*** Extracted material ***

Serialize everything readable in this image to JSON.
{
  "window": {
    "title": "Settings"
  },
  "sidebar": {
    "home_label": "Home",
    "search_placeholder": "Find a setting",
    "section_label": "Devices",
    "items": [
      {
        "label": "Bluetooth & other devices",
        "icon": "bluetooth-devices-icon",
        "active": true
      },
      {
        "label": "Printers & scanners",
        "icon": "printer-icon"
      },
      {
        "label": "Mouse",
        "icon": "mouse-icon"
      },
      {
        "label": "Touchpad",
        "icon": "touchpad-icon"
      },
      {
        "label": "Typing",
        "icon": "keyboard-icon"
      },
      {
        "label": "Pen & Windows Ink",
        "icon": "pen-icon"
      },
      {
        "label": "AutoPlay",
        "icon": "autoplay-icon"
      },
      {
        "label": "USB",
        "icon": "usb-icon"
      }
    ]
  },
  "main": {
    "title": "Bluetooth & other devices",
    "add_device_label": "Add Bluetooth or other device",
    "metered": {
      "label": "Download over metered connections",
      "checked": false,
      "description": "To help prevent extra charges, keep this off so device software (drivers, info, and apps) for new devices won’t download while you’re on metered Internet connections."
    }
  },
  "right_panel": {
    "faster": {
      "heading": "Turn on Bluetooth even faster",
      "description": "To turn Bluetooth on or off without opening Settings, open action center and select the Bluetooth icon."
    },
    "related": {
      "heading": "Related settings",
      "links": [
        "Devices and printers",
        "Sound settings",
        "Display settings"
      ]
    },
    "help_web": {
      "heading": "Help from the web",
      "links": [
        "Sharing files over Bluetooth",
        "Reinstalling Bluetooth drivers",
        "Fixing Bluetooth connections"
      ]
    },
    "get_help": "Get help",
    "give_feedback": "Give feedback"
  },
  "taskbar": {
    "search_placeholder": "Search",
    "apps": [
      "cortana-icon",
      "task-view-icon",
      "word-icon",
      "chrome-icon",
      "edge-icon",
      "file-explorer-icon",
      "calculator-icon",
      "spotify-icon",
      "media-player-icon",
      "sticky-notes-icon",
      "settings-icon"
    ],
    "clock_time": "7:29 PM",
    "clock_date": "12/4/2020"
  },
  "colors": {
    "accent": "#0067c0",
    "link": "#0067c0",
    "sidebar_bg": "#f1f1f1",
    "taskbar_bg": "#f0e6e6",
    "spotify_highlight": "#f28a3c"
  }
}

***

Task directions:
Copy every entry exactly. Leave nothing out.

The answer:
Serialize everything readable in this image to JSON.
{
  "window": {
    "title": "Settings"
  },
  "sidebar": {
    "home_label": "Home",
    "search_placeholder": "Find a setting",
    "section_label": "Devices",
    "items": [
      {
        "label": "Bluetooth & other devices",
        "icon": "bluetooth-devices-icon",
        "active": true
      },
      {
        "label": "Printers & scanners",
        "icon": "printer-icon"
      },
      {
        "label": "Mouse",
        "icon": "mouse-icon"
      },
      {
        "label": "Touchpad",
        "icon": "touchpad-icon"
      },
      {
        "label": "Typing",
        "icon": "keyboard-icon"
      },
      {
        "label": "Pen & Windows Ink",
        "icon": "pen-icon"
      },
      {
        "label": "AutoPlay",
        "icon": "autoplay-icon"
      },
      {
        "label": "USB",
        "icon": "usb-icon"
      }
    ]
  },
  "main": {
    "title": "Bluetooth & other devices",
    "add_device_label": "Add Bluetooth or other device",
    "metered": {
      "label": "Download over metered connections",
      "checked": false,
      "description": "To help prevent extra charges, keep this off so device software (drivers, info, and apps) for new devices won’t download while you’re on metered Internet connections."
    }
  },
  "right_panel": {
    "faster": {
      "heading": "Turn on Bluetooth even faster",
      "description": "To turn Bluetooth on or off without opening Settings, open action center and select the Bluetooth icon."
    },
    "related": {
      "heading": "Related settings",
      "links": [
        "Devices and printers",
        "Sound settings",
        "Display settings"
      ]
    },
    "help_web": {
      "heading": "Help from the web",
      "links": [
        "Sharing files over Bluetooth",
        "Reinstalling Bluetooth drivers",
        "Fixing Bluetooth connections"
      ]
    },
    "get_help": "Get help",
    "give_feedback": "Give feedback"
  },
  "taskbar": {
    "search_placeholder": "Search",
    "apps": [
      "cortana-icon",
      "task-view-icon",
      "word-icon",
      "chrome-icon",
      "edge-icon",
      "file-explorer-icon",
      "calculator-icon",
      "spotify-icon",
      "media-player-icon",
      "sticky-notes-icon",
      "settings-icon"
    ],
    "clock_time": "7:29 PM",
    "clock_date": "12/4/2020"
  },
  "colors": {
    "accent": "#0067c0",
    "link": "#0067c0",
    "sidebar_bg": "#f1f1f1",
    "taskbar_bg": "#f0e6e6",
    "spotify_highlight": "#f28a3c"
  }
}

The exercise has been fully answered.